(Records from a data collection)
>>

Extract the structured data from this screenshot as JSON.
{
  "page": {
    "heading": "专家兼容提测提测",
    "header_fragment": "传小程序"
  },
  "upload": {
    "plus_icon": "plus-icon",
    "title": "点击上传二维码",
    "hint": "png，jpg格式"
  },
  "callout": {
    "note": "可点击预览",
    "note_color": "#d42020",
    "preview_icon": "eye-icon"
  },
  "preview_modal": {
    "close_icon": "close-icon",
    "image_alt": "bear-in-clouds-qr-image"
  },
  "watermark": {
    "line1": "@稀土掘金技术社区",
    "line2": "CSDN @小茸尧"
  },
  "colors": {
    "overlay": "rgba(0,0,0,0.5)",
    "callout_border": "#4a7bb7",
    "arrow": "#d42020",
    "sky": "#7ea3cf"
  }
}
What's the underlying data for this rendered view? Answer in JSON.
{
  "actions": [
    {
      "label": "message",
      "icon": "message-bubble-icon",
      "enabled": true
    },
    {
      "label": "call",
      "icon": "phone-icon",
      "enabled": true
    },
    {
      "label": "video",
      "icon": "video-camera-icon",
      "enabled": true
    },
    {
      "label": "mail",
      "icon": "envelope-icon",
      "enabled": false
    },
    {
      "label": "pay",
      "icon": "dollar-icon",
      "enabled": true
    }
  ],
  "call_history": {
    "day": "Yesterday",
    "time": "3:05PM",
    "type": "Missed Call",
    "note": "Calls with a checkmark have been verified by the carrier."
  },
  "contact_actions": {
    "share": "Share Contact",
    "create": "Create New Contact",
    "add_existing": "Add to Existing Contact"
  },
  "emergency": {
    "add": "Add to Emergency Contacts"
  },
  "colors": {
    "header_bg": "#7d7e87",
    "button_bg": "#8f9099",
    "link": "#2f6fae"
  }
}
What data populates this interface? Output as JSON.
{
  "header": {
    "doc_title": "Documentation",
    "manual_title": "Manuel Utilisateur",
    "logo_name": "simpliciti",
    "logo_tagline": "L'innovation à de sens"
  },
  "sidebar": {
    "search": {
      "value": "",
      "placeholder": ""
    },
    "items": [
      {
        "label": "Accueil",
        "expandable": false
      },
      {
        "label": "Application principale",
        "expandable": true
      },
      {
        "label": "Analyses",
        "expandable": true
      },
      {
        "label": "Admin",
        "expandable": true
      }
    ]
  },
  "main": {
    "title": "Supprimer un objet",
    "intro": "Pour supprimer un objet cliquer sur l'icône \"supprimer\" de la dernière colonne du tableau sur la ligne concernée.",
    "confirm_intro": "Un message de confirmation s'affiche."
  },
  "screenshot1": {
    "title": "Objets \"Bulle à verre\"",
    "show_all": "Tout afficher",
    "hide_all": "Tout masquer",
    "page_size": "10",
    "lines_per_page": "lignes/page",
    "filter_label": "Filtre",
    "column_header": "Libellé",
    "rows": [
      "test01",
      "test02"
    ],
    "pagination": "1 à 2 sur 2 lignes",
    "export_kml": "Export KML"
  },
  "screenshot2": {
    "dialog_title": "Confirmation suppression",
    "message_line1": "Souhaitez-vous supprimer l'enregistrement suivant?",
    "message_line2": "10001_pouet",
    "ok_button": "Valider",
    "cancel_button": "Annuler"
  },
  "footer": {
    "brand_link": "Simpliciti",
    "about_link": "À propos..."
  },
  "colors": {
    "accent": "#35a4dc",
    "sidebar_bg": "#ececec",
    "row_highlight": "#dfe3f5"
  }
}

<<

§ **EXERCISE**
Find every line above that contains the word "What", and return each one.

§ **TASK OUTPUT**
What's the underlying data for this rendered view? Answer in JSON.
What data populates this interface? Output as JSON.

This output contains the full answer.